## WORK INSTRUCTION
Your job is to return the whole listing unchanged while skipping its images.

## EXERCISE DATA

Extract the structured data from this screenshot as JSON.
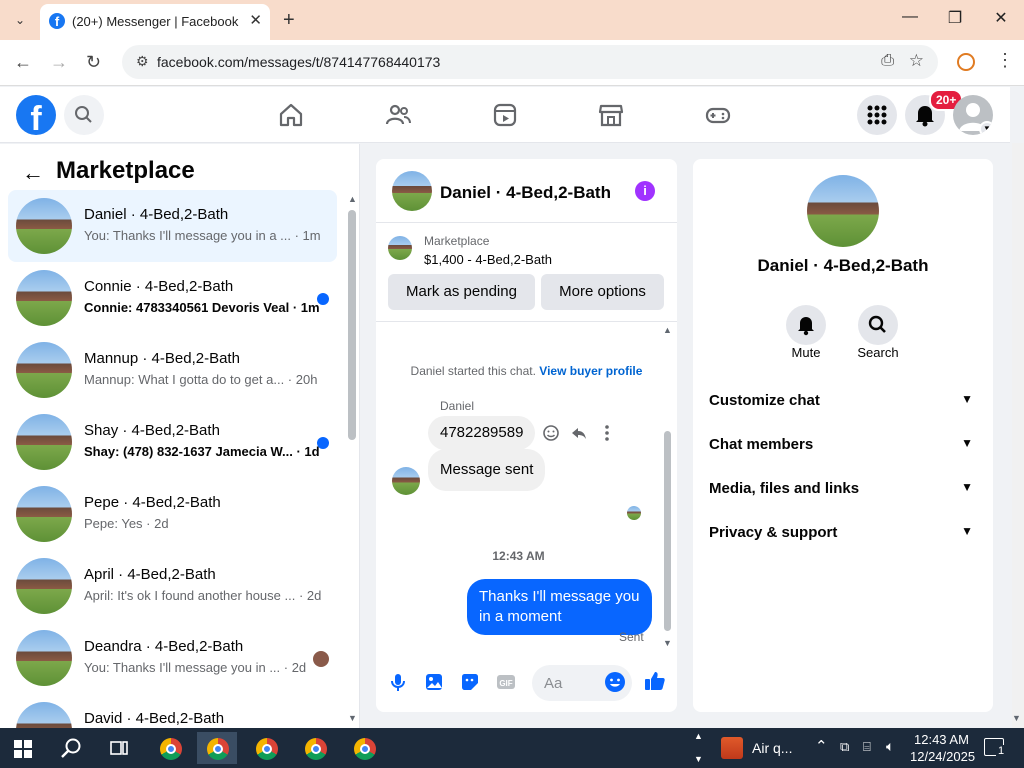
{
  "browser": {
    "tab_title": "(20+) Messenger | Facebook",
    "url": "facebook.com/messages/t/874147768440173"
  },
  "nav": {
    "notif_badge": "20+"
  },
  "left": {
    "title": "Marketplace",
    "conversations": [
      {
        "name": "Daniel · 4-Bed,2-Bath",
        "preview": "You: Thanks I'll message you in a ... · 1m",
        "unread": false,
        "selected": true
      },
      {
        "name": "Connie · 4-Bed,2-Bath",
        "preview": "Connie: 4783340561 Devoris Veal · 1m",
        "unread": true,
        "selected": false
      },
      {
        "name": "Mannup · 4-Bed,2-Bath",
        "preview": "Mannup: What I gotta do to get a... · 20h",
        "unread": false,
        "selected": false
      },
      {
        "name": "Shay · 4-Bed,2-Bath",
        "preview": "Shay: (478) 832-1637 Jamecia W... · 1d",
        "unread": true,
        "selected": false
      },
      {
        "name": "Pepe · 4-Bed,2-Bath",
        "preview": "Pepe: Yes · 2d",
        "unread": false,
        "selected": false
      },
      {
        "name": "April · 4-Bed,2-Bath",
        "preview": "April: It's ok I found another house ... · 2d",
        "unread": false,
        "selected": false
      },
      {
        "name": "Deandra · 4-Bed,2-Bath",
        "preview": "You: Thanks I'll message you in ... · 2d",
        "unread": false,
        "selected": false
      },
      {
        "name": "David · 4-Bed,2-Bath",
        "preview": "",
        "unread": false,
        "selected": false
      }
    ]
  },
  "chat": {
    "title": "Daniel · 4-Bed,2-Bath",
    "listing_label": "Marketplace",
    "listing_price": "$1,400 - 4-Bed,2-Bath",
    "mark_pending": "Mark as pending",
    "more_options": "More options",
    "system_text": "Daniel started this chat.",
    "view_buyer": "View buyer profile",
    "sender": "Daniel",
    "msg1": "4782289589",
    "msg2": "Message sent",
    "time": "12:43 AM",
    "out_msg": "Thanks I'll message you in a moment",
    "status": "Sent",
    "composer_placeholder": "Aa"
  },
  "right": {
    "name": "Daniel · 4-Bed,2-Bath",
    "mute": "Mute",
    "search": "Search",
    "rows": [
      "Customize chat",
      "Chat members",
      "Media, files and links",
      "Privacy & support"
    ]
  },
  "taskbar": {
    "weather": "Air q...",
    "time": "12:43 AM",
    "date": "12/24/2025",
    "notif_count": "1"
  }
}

## EXERCISE RESPONSE
Extract the structured data from this screenshot as JSON.
{
  "browser": {
    "tab_title": "(20+) Messenger | Facebook",
    "url": "facebook.com/messages/t/874147768440173"
  },
  "nav": {
    "notif_badge": "20+"
  },
  "left": {
    "title": "Marketplace",
    "conversations": [
      {
        "name": "Daniel · 4-Bed,2-Bath",
        "preview": "You: Thanks I'll message you in a ... · 1m",
        "unread": false,
        "selected": true
      },
      {
        "name": "Connie · 4-Bed,2-Bath",
        "preview": "Connie: 4783340561 Devoris Veal · 1m",
        "unread": true,
        "selected": false
      },
      {
        "name": "Mannup · 4-Bed,2-Bath",
        "preview": "Mannup: What I gotta do to get a... · 20h",
        "unread": false,
        "selected": false
      },
      {
        "name": "Shay · 4-Bed,2-Bath",
        "preview": "Shay: (478) 832-1637 Jamecia W... · 1d",
        "unread": true,
        "selected": false
      },
      {
        "name": "Pepe · 4-Bed,2-Bath",
        "preview": "Pepe: Yes · 2d",
        "unread": false,
        "selected": false
      },
      {
        "name": "April · 4-Bed,2-Bath",
        "preview": "April: It's ok I found another house ... · 2d",
        "unread": false,
        "selected": false
      },
      {
        "name": "Deandra · 4-Bed,2-Bath",
        "preview": "You: Thanks I'll message you in ... · 2d",
        "unread": false,
        "selected": false
      },
      {
        "name": "David · 4-Bed,2-Bath",
        "preview": "",
        "unread": false,
        "selected": false
      }
    ]
  },
  "chat": {
    "title": "Daniel · 4-Bed,2-Bath",
    "listing_label": "Marketplace",
    "listing_price": "$1,400 - 4-Bed,2-Bath",
    "mark_pending": "Mark as pending",
    "more_options": "More options",
    "system_text": "Daniel started this chat.",
    "view_buyer": "View buyer profile",
    "sender": "Daniel",
    "msg1": "4782289589",
    "msg2": "Message sent",
    "time": "12:43 AM",
    "out_msg": "Thanks I'll message you in a moment",
    "status": "Sent",
    "composer_placeholder": "Aa"
  },
  "right": {
    "name": "Daniel · 4-Bed,2-Bath",
    "mute": "Mute",
    "search": "Search",
    "rows": [
      "Customize chat",
      "Chat members",
      "Media, files and links",
      "Privacy & support"
    ]
  },
  "taskbar": {
    "weather": "Air q...",
    "time": "12:43 AM",
    "date": "12/24/2025",
    "notif_count": "1"
  }
}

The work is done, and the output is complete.